Boning and fillet knives are known for their long and skinny blades — about 6-11 inches long — which require a delicate touch to sharpen. They also have a bit of flex, which makes the process even trickier.
Boning knives, which are best for cutting around the bone of tougher red meats, generally have stiffer blades with a straight edge and pointed tip. Fillet knives, on the other hand, are great for poultry and fish because of their more flexible, curved blades.
Given their specific tasks, boning and fillet knives have to be extremely sharp. A dull blade can no longer slice through meat. You’re essentially pushing the knife through, ripping the flesh, and leaving behind chunks of meat that are hard to cook evenly and tend to ruin meal presentation.
What You Need to Sharpen a Boning or Fillet Knife
Boning and fillet knives are best sharpened with a sharpening stone or an electric sharpener. The latter is of course the easiest, as it sharpens your knife in a few minutes. It may however remove more metal from the blade than necessary and end up damaging the knife.
Professional chefs always prefer manual methods when it comes to knife upkeep. Sharpening stones and honing rods allow you more control over the angle and pressure, which is good for blades as thin as the ones on boning knives. You may even opt to use both — a sharpening stone followed by a honing rod — for thorough maintenance.

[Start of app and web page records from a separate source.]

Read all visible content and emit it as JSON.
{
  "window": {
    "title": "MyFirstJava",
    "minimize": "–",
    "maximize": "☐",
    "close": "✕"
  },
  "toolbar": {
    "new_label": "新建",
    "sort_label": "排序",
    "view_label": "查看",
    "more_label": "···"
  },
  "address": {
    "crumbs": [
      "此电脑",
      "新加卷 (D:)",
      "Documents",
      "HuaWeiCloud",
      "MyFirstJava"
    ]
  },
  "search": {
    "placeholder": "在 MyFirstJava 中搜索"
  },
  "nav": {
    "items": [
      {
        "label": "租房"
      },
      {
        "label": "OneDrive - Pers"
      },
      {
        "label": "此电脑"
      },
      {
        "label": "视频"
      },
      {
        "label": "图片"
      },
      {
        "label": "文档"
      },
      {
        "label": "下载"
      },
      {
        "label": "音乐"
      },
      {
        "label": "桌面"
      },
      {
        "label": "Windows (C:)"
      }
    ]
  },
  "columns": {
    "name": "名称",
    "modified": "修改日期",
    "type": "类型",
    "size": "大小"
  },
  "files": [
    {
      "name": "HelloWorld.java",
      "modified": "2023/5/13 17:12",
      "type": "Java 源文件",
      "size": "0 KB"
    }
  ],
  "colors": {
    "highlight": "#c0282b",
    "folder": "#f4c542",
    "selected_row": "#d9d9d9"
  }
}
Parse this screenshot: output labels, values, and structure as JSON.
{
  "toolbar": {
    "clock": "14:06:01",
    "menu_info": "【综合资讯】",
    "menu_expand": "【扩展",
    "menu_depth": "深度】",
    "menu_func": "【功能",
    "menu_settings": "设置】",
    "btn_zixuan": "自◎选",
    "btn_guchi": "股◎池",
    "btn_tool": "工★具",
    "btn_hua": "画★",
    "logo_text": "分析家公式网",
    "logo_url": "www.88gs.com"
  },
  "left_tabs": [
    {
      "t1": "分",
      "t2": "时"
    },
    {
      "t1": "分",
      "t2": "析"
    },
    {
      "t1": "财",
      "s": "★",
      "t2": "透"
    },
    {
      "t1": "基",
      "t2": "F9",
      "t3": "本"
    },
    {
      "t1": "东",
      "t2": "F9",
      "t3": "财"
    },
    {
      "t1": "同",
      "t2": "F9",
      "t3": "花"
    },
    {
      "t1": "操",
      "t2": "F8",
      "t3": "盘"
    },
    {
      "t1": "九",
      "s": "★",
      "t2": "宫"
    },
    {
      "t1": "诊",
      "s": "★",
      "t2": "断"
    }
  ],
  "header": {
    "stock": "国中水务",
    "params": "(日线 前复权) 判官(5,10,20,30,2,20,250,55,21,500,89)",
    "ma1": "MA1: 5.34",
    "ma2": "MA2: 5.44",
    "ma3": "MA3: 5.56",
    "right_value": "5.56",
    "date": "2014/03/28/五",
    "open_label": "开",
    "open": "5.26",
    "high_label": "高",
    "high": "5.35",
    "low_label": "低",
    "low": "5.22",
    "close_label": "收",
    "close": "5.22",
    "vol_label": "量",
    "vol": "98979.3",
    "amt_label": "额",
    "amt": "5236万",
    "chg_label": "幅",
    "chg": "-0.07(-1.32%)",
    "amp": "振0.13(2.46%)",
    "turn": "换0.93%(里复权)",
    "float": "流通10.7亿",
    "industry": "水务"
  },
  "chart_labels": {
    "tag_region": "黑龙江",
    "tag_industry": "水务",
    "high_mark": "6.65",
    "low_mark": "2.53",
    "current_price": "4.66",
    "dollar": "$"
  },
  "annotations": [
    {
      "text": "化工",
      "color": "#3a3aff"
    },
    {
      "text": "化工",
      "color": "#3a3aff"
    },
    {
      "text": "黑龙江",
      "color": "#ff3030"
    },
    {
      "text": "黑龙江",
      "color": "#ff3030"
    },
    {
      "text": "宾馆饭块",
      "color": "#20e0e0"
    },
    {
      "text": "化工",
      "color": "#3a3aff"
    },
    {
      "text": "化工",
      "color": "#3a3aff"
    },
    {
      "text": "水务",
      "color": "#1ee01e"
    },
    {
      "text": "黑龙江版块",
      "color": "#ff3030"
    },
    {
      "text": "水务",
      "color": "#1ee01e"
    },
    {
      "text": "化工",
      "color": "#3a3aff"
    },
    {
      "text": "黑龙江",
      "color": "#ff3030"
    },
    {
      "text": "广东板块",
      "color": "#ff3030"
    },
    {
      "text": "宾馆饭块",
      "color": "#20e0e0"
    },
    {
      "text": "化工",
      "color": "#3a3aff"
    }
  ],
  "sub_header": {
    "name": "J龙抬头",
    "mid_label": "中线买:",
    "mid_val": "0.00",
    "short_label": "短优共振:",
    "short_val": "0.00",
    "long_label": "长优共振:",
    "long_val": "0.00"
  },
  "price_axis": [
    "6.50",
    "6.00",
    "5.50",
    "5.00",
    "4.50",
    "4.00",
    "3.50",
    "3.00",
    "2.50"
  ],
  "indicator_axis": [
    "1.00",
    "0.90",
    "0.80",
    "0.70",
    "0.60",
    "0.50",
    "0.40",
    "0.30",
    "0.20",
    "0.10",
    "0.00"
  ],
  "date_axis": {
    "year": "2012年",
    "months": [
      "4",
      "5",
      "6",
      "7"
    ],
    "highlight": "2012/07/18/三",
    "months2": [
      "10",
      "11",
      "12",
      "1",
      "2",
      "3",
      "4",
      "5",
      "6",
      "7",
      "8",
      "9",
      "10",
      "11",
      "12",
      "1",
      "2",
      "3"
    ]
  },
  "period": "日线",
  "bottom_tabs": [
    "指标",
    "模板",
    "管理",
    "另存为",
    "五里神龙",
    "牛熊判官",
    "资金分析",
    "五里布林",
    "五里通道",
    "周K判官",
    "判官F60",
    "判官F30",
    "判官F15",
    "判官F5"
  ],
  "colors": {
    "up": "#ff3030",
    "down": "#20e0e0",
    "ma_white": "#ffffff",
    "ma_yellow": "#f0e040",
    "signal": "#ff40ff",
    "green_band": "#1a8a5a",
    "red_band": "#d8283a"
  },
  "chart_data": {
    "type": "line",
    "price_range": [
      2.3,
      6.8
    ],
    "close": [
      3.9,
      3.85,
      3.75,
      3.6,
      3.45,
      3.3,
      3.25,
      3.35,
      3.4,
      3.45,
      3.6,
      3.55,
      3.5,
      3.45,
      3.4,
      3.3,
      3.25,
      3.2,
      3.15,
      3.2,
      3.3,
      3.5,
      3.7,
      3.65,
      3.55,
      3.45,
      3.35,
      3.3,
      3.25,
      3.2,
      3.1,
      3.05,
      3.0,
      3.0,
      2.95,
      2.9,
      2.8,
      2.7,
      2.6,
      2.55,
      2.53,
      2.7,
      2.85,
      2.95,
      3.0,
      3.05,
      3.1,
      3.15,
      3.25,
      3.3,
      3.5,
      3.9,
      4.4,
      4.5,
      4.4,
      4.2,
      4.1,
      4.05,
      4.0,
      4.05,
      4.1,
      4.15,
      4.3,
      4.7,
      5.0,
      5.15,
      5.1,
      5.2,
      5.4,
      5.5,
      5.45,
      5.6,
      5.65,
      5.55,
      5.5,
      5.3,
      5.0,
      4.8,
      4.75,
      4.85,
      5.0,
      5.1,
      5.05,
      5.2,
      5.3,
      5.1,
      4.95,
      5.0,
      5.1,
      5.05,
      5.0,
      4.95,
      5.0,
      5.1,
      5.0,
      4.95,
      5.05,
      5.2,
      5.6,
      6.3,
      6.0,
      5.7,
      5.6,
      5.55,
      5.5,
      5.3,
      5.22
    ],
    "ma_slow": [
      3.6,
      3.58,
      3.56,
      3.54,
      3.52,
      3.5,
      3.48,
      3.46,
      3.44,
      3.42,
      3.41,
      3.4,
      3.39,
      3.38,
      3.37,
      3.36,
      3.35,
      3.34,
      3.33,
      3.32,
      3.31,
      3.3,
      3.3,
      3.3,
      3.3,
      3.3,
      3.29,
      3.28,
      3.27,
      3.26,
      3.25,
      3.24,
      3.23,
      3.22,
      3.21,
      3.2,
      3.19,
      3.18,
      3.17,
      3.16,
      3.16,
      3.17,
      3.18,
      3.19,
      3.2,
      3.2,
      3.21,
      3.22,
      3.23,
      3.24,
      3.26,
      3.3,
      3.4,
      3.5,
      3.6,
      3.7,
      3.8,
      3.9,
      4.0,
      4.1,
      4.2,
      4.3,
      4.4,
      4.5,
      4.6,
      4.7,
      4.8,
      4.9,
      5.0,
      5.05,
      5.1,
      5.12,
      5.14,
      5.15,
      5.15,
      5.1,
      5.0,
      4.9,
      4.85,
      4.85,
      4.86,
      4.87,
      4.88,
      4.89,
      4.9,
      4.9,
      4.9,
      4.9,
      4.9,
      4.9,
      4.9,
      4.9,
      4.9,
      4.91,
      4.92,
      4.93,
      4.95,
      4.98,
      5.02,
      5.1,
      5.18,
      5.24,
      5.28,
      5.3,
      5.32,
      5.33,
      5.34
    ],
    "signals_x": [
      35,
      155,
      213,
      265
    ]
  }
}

How to Sharpen a Boning and Fillet Knife
Using a sharpening stone on a fillet or boning knife is a bit different from how you would use one with a stiffer knife, like a chef’s knife or paring knife. Normally, you would glide the entire blade along the stone until you achieve a sharp edge. With a boning or fillet knife, this straight motion would cause the flexible blade to bend and leave only the middle and tip of the blade against the stone.
To ease the pressure and prevent bending the blade, start by placing either the tip or heel on the stone first. Then, following its natural curve, glide the blade across while you simultaneously move it down the stone. This creates a wide scooping motion. Repeat 5-10 times, flip the knife over, and do the same for the alternate side of the blade.
After using a sharpening stone, you can use a honing rod for a smooth finish. With the knife in one hand and the honing rod in the other, place the heel of the knife at the base of the honing rod.
In one fluid motion, slide the knife away from you, as if you’re slicing a thin layer off the rod, while you simultaneously turn the rod. Apply a light pressure throughout the movement — any more will cause the blade to bend.
For both these sharpening processes, try to maintain an angle of 12-20 degrees — higher for the stiffer blades of boning knives, and lower for more flexible fillet knives.
Staying Sharp in the Kitchen
As you continue to spend time in the kitchen, you’ll find yourself using a wider variety of knives. A paring knife for hulling fresh strawberries, or a serrated knife to slice tomatoes for your garden salad. This is the fun of cooking.
Different knives are good for different things, and it’s important to keep each one in working order. All you need are a few simple tools and some practice to maintain your entire knife set with ease.